7) Napoleon II, son of Napoleon I, was recognized as the successor
This invocation of cultural and spiritual determinism contradicts Johnson's own claim that Napoleon is
the grand refutation of determinist theories of history, as well as his argument that Napoleon's downfall traces to Britain's perseverance in hostility.
Charles Louis Napoleon Bonaparte, born in Paris in 1808, was both the nephew of Napoleon I
and the grandson of the Empress Josephine.
On a cold December 2, 1804 at the Notre Dame cathedral in Paris, Napoleon I
was crowned Emperor of France.

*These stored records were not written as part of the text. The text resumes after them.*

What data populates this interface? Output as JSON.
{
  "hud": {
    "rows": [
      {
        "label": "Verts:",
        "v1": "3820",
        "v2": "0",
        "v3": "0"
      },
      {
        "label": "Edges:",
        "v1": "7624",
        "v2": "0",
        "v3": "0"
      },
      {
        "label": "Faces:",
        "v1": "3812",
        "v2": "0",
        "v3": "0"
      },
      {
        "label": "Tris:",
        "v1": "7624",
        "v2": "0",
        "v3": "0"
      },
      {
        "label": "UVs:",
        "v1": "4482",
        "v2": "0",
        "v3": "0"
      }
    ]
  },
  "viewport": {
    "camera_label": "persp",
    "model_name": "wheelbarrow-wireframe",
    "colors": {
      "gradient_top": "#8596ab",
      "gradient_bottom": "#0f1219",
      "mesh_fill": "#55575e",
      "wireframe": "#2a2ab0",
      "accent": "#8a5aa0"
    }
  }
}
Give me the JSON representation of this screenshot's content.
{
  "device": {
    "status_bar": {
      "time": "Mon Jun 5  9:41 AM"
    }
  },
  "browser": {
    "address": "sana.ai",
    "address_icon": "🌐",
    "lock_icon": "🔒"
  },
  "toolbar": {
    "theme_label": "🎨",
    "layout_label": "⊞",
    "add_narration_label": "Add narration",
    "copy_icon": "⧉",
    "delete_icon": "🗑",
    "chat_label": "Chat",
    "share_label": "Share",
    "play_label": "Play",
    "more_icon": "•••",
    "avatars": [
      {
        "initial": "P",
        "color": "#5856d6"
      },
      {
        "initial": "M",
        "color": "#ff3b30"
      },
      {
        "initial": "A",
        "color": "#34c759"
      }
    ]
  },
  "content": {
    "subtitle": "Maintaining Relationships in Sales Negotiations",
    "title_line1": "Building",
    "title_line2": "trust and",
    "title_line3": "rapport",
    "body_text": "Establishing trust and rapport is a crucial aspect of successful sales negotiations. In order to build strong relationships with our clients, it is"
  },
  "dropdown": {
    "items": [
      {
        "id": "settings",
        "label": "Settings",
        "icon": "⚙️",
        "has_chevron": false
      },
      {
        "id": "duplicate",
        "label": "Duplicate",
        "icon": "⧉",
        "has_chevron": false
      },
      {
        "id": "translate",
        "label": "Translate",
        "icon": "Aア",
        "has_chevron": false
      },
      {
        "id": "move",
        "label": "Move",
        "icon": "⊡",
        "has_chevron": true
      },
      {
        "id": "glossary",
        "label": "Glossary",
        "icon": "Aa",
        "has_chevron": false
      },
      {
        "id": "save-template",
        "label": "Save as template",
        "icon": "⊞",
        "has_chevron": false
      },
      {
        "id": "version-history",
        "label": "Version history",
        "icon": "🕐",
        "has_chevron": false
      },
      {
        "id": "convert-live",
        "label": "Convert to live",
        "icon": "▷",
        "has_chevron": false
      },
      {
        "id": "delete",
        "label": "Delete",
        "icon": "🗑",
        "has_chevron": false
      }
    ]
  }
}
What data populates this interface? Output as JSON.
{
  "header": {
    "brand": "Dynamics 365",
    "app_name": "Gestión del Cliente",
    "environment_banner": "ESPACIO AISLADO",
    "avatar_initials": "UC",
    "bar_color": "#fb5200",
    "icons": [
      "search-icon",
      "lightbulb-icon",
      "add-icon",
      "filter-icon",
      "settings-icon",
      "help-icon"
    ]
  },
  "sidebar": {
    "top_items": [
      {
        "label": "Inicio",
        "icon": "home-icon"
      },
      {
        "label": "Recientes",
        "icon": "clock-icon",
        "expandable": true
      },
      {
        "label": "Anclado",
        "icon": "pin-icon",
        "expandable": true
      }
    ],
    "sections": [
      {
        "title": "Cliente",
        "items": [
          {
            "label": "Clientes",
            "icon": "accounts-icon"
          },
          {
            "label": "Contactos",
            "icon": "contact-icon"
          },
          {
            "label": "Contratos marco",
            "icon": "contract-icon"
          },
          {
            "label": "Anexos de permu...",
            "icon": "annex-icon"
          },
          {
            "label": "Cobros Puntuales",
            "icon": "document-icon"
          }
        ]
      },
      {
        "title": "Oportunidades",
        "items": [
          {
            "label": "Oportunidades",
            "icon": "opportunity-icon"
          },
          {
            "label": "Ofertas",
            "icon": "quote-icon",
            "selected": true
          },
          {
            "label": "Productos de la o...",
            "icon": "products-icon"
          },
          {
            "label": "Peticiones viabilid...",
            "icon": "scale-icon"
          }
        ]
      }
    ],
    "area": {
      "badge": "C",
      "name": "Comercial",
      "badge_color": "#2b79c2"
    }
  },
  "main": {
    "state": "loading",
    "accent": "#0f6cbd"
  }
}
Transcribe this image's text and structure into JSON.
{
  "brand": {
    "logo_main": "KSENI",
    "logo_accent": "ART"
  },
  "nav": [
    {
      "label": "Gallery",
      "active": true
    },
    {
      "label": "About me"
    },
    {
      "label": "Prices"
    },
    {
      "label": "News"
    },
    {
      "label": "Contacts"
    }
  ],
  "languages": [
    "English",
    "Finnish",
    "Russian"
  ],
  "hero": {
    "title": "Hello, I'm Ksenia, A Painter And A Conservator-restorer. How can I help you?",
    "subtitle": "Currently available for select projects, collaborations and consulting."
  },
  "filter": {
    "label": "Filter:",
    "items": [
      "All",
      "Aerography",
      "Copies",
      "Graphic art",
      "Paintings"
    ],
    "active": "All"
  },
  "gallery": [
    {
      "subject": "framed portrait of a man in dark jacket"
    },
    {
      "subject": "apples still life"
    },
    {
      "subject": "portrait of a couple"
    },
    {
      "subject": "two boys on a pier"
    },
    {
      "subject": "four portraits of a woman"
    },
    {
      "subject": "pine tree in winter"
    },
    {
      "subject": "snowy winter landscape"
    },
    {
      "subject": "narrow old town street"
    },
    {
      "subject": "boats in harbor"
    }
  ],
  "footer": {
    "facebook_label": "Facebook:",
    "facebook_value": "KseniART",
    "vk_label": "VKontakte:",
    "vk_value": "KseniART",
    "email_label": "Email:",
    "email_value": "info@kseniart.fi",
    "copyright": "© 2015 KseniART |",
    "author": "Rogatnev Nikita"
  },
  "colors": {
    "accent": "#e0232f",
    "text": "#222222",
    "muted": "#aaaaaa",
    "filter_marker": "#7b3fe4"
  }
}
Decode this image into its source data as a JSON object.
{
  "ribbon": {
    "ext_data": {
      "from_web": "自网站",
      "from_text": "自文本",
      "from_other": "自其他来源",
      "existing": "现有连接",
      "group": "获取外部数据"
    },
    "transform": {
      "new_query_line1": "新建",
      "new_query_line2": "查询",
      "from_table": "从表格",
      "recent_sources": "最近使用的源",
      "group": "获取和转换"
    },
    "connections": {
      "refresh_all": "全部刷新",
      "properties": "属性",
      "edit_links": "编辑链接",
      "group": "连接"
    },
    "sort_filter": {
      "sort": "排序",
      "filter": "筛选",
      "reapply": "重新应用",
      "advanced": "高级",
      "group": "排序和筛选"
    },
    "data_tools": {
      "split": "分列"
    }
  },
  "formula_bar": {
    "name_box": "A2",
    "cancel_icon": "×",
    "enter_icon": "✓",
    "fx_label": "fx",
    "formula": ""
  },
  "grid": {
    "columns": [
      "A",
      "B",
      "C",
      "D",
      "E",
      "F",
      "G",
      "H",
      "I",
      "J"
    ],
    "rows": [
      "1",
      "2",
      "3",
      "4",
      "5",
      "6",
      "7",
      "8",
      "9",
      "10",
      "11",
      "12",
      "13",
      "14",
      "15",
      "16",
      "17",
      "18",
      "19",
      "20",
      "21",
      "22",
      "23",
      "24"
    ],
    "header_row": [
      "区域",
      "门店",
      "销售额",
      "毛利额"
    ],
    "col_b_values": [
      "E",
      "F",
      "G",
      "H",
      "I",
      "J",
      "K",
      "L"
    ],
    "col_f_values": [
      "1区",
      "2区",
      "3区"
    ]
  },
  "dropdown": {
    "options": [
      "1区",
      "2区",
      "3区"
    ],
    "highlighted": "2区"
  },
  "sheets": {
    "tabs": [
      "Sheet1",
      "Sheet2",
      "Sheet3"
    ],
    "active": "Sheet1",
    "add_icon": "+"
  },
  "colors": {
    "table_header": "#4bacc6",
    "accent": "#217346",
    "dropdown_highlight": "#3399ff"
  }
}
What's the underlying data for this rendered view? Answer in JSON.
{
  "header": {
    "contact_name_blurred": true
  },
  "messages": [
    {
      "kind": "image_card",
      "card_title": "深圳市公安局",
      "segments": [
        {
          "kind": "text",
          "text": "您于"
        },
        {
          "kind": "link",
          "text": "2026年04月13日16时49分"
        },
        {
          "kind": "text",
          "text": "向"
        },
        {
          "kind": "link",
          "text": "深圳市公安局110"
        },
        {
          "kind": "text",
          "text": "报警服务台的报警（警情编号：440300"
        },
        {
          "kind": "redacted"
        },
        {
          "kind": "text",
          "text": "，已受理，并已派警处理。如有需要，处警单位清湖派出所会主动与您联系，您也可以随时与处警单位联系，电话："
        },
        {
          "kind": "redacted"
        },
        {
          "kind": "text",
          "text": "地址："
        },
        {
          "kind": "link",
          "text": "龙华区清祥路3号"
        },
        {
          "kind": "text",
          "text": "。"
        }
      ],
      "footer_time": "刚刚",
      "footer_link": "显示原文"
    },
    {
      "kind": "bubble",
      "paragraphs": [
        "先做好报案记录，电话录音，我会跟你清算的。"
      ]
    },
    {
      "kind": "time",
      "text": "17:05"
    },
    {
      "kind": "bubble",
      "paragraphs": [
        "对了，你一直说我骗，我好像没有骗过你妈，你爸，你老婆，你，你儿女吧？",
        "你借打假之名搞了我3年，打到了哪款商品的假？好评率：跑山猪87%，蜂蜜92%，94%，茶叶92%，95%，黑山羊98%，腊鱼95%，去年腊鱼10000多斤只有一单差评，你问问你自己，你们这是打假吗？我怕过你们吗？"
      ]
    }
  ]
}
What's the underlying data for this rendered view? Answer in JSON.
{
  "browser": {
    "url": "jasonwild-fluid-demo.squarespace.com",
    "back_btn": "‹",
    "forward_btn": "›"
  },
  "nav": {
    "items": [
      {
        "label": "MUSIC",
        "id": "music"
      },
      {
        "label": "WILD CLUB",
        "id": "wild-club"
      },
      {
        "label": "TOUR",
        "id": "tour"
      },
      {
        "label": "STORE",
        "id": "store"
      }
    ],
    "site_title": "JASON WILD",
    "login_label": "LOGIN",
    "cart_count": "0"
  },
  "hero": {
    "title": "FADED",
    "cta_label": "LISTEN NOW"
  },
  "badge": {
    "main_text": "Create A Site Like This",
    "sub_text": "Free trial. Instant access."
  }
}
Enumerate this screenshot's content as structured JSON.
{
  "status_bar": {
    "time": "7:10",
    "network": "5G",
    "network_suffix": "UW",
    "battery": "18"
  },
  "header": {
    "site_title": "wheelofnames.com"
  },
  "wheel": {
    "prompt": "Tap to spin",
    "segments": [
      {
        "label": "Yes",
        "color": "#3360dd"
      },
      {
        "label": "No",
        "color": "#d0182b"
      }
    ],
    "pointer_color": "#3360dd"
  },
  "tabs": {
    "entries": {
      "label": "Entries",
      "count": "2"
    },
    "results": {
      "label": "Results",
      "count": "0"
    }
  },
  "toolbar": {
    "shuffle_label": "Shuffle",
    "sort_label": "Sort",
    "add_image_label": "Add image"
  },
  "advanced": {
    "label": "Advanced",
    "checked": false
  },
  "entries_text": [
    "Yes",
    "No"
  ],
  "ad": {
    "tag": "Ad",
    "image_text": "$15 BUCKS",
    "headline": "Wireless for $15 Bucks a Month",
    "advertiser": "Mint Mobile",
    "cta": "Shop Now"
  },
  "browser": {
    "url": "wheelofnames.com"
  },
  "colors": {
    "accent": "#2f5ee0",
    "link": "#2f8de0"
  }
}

All this is recounted with brilliant narrative and anecdotal fireworks, including great set pieces like the funeral of Napoleon I
Moreover, there was a monarchical alternative to Napoleon I
The south wing was rebuilt by Louis XV in 1738 and the west wing was destroyed by Napoleon I
to give way to a gate which replaced the Gilded Gate as the main entrance to the palace.
4pm: Napoleon is
stretched - his men are fighting on two sides of the battlefield.
This almost comic image of Napoleon is
part of the caricature that Tolstoy made of him in War and Peace.
There is too much here already, and Napoleon is
not just for the French.
The continuing fascination with Napoleon is
something worth pondering, but there is no reason we cannot do that--indeed, we can probably do it more successfully-if, with Jefferson (who, remember, loved France), we maintain the ability to see the monstrosity of the man and his politics.